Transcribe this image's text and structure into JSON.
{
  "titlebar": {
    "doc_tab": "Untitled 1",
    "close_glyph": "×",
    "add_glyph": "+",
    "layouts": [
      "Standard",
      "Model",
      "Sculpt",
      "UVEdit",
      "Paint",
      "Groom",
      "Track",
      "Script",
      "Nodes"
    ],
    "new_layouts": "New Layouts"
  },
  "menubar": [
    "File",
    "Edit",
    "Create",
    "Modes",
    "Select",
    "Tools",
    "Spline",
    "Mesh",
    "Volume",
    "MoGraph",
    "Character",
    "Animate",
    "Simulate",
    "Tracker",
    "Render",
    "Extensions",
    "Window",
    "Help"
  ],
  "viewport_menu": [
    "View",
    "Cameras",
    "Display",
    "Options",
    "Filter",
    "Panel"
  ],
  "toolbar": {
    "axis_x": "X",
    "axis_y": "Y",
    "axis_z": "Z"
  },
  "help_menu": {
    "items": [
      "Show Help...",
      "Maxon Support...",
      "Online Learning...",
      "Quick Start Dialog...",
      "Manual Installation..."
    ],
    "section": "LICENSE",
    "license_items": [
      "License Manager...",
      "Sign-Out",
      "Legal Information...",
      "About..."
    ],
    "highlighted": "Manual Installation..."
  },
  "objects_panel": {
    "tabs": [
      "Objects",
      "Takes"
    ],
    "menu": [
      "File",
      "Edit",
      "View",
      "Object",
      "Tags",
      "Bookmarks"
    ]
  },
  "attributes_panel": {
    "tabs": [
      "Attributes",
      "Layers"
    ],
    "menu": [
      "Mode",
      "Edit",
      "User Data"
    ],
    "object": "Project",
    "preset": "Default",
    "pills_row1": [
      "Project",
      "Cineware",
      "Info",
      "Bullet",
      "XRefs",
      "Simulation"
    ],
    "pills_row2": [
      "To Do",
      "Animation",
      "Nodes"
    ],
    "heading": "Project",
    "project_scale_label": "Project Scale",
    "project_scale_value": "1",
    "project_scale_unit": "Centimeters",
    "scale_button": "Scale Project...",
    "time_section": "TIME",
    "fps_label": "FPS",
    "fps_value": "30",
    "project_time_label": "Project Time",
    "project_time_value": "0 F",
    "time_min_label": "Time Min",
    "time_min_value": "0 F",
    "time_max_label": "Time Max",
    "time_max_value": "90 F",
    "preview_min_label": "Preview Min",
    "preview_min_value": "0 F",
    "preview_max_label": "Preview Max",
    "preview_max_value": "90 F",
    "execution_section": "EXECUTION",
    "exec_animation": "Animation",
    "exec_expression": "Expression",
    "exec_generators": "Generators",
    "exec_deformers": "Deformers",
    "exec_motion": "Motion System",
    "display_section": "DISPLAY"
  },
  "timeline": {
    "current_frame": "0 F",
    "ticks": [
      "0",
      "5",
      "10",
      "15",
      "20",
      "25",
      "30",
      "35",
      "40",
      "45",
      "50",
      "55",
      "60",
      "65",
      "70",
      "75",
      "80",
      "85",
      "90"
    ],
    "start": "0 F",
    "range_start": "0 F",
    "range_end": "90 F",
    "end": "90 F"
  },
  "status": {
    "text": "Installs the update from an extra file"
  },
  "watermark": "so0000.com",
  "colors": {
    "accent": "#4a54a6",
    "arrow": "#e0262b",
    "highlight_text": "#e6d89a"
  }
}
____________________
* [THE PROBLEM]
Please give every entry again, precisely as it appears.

* [WRITTEN SOLUTION]
Transcribe this image's text and structure into JSON.
{
  "titlebar": {
    "doc_tab": "Untitled 1",
    "close_glyph": "×",
    "add_glyph": "+",
    "layouts": [
      "Standard",
      "Model",
      "Sculpt",
      "UVEdit",
      "Paint",
      "Groom",
      "Track",
      "Script",
      "Nodes"
    ],
    "new_layouts": "New Layouts"
  },
  "menubar": [
    "File",
    "Edit",
    "Create",
    "Modes",
    "Select",
    "Tools",
    "Spline",
    "Mesh",
    "Volume",
    "MoGraph",
    "Character",
    "Animate",
    "Simulate",
    "Tracker",
    "Render",
    "Extensions",
    "Window",
    "Help"
  ],
  "viewport_menu": [
    "View",
    "Cameras",
    "Display",
    "Options",
    "Filter",
    "Panel"
  ],
  "toolbar": {
    "axis_x": "X",
    "axis_y": "Y",
    "axis_z": "Z"
  },
  "help_menu": {
    "items": [
      "Show Help...",
      "Maxon Support...",
      "Online Learning...",
      "Quick Start Dialog...",
      "Manual Installation..."
    ],
    "section": "LICENSE",
    "license_items": [
      "License Manager...",
      "Sign-Out",
      "Legal Information...",
      "About..."
    ],
    "highlighted": "Manual Installation..."
  },
  "objects_panel": {
    "tabs": [
      "Objects",
      "Takes"
    ],
    "menu": [
      "File",
      "Edit",
      "View",
      "Object",
      "Tags",
      "Bookmarks"
    ]
  },
  "attributes_panel": {
    "tabs": [
      "Attributes",
      "Layers"
    ],
    "menu": [
      "Mode",
      "Edit",
      "User Data"
    ],
    "object": "Project",
    "preset": "Default",
    "pills_row1": [
      "Project",
      "Cineware",
      "Info",
      "Bullet",
      "XRefs",
      "Simulation"
    ],
    "pills_row2": [
      "To Do",
      "Animation",
      "Nodes"
    ],
    "heading": "Project",
    "project_scale_label": "Project Scale",
    "project_scale_value": "1",
    "project_scale_unit": "Centimeters",
    "scale_button": "Scale Project...",
    "time_section": "TIME",
    "fps_label": "FPS",
    "fps_value": "30",
    "project_time_label": "Project Time",
    "project_time_value": "0 F",
    "time_min_label": "Time Min",
    "time_min_value": "0 F",
    "time_max_label": "Time Max",
    "time_max_value": "90 F",
    "preview_min_label": "Preview Min",
    "preview_min_value": "0 F",
    "preview_max_label": "Preview Max",
    "preview_max_value": "90 F",
    "execution_section": "EXECUTION",
    "exec_animation": "Animation",
    "exec_expression": "Expression",
    "exec_generators": "Generators",
    "exec_deformers": "Deformers",
    "exec_motion": "Motion System",
    "display_section": "DISPLAY"
  },
  "timeline": {
    "current_frame": "0 F",
    "ticks": [
      "0",
      "5",
      "10",
      "15",
      "20",
      "25",
      "30",
      "35",
      "40",
      "45",
      "50",
      "55",
      "60",
      "65",
      "70",
      "75",
      "80",
      "85",
      "90"
    ],
    "start": "0 F",
    "range_start": "0 F",
    "range_end": "90 F",
    "end": "90 F"
  },
  "status": {
    "text": "Installs the update from an extra file"
  },
  "watermark": "so0000.com",
  "colors": {
    "accent": "#4a54a6",
    "arrow": "#e0262b",
    "highlight_text": "#e6d89a"
  }
}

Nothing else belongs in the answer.